▶ _THE TASK_: All the data must be output exactly as given.

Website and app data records
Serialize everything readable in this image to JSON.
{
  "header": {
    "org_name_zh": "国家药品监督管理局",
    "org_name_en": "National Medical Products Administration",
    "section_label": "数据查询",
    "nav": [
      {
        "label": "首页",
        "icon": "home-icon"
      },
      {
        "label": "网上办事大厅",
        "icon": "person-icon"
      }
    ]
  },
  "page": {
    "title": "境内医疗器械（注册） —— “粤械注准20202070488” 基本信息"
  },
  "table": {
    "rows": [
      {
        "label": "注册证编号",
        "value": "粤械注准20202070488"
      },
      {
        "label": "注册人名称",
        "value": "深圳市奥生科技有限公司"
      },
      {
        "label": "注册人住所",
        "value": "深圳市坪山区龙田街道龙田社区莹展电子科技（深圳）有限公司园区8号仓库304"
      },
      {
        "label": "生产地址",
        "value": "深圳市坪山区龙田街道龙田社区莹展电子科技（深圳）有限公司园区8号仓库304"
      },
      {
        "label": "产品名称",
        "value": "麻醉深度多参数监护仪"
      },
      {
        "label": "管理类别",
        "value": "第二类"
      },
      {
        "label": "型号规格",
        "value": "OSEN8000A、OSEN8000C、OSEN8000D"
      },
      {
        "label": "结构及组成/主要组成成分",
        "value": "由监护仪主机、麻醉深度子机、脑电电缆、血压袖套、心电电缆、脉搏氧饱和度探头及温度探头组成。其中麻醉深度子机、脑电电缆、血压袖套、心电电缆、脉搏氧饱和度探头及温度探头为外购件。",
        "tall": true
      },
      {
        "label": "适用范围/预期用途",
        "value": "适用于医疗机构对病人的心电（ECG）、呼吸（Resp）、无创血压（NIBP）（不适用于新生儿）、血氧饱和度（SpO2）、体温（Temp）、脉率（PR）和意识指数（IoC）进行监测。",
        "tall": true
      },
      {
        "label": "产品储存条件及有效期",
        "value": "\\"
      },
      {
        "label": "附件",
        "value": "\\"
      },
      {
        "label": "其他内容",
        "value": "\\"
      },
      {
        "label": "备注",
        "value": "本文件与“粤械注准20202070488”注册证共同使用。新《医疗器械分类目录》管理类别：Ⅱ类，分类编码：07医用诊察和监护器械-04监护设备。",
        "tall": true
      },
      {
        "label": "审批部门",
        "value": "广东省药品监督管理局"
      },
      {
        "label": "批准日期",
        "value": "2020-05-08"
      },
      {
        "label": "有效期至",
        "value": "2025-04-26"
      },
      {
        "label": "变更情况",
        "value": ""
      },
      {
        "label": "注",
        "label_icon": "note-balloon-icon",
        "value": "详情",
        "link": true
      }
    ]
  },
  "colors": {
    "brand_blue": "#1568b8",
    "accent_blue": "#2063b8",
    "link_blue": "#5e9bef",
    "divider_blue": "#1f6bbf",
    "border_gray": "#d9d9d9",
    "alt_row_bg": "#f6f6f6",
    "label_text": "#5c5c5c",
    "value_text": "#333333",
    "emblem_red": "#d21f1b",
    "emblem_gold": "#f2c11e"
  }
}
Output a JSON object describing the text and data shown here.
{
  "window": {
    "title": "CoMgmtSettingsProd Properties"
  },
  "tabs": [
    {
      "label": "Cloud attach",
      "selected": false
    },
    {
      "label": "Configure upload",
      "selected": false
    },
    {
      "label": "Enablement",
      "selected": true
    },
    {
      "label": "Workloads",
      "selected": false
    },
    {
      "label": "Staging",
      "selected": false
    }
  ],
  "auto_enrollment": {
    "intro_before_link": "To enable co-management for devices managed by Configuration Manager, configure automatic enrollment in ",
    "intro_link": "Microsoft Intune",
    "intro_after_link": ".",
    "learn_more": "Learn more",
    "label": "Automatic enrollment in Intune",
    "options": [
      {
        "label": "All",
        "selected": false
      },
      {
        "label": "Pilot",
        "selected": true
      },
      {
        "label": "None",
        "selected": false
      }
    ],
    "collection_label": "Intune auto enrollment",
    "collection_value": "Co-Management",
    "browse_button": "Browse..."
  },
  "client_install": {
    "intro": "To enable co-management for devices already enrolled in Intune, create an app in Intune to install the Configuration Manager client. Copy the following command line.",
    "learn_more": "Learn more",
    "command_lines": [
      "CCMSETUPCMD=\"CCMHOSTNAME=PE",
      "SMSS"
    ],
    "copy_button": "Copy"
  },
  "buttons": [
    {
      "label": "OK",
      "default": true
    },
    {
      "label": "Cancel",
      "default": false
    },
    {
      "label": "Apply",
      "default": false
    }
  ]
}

▶ _EXERCISE OUTPUT_:
Serialize everything readable in this image to JSON.
{
  "header": {
    "org_name_zh": "国家药品监督管理局",
    "org_name_en": "National Medical Products Administration",
    "section_label": "数据查询",
    "nav": [
      {
        "label": "首页",
        "icon": "home-icon"
      },
      {
        "label": "网上办事大厅",
        "icon": "person-icon"
      }
    ]
  },
  "page": {
    "title": "境内医疗器械（注册） —— “粤械注准20202070488” 基本信息"
  },
  "table": {
    "rows": [
      {
        "label": "注册证编号",
        "value": "粤械注准20202070488"
      },
      {
        "label": "注册人名称",
        "value": "深圳市奥生科技有限公司"
      },
      {
        "label": "注册人住所",
        "value": "深圳市坪山区龙田街道龙田社区莹展电子科技（深圳）有限公司园区8号仓库304"
      },
      {
        "label": "生产地址",
        "value": "深圳市坪山区龙田街道龙田社区莹展电子科技（深圳）有限公司园区8号仓库304"
      },
      {
        "label": "产品名称",
        "value": "麻醉深度多参数监护仪"
      },
      {
        "label": "管理类别",
        "value": "第二类"
      },
      {
        "label": "型号规格",
        "value": "OSEN8000A、OSEN8000C、OSEN8000D"
      },
      {
        "label": "结构及组成/主要组成成分",
        "value": "由监护仪主机、麻醉深度子机、脑电电缆、血压袖套、心电电缆、脉搏氧饱和度探头及温度探头组成。其中麻醉深度子机、脑电电缆、血压袖套、心电电缆、脉搏氧饱和度探头及温度探头为外购件。",
        "tall": true
      },
      {
        "label": "适用范围/预期用途",
        "value": "适用于医疗机构对病人的心电（ECG）、呼吸（Resp）、无创血压（NIBP）（不适用于新生儿）、血氧饱和度（SpO2）、体温（Temp）、脉率（PR）和意识指数（IoC）进行监测。",
        "tall": true
      },
      {
        "label": "产品储存条件及有效期",
        "value": "\\"
      },
      {
        "label": "附件",
        "value": "\\"
      },
      {
        "label": "其他内容",
        "value": "\\"
      },
      {
        "label": "备注",
        "value": "本文件与“粤械注准20202070488”注册证共同使用。新《医疗器械分类目录》管理类别：Ⅱ类，分类编码：07医用诊察和监护器械-04监护设备。",
        "tall": true
      },
      {
        "label": "审批部门",
        "value": "广东省药品监督管理局"
      },
      {
        "label": "批准日期",
        "value": "2020-05-08"
      },
      {
        "label": "有效期至",
        "value": "2025-04-26"
      },
      {
        "label": "变更情况",
        "value": ""
      },
      {
        "label": "注",
        "label_icon": "note-balloon-icon",
        "value": "详情",
        "link": true
      }
    ]
  },
  "colors": {
    "brand_blue": "#1568b8",
    "accent_blue": "#2063b8",
    "link_blue": "#5e9bef",
    "divider_blue": "#1f6bbf",
    "border_gray": "#d9d9d9",
    "alt_row_bg": "#f6f6f6",
    "label_text": "#5c5c5c",
    "value_text": "#333333",
    "emblem_red": "#d21f1b",
    "emblem_gold": "#f2c11e"
  }
}
Output a JSON object describing the text and data shown here.
{
  "window": {
    "title": "CoMgmtSettingsProd Properties"
  },
  "tabs": [
    {
      "label": "Cloud attach",
      "selected": false
    },
    {
      "label": "Configure upload",
      "selected": false
    },
    {
      "label": "Enablement",
      "selected": true
    },
    {
      "label": "Workloads",
      "selected": false
    },
    {
      "label": "Staging",
      "selected": false
    }
  ],
  "auto_enrollment": {
    "intro_before_link": "To enable co-management for devices managed by Configuration Manager, configure automatic enrollment in ",
    "intro_link": "Microsoft Intune",
    "intro_after_link": ".",
    "learn_more": "Learn more",
    "label": "Automatic enrollment in Intune",
    "options": [
      {
        "label": "All",
        "selected": false
      },
      {
        "label": "Pilot",
        "selected": true
      },
      {
        "label": "None",
        "selected": false
      }
    ],
    "collection_label": "Intune auto enrollment",
    "collection_value": "Co-Management",
    "browse_button": "Browse..."
  },
  "client_install": {
    "intro": "To enable co-management for devices already enrolled in Intune, create an app in Intune to install the Configuration Manager client. Copy the following command line.",
    "learn_more": "Learn more",
    "command_lines": [
      "CCMSETUPCMD=\"CCMHOSTNAME=PE",
      "SMSS"
    ],
    "copy_button": "Copy"
  },
  "buttons": [
    {
      "label": "OK",
      "default": true
    },
    {
      "label": "Cancel",
      "default": false
    },
    {
      "label": "Apply",
      "default": false
    }
  ]
}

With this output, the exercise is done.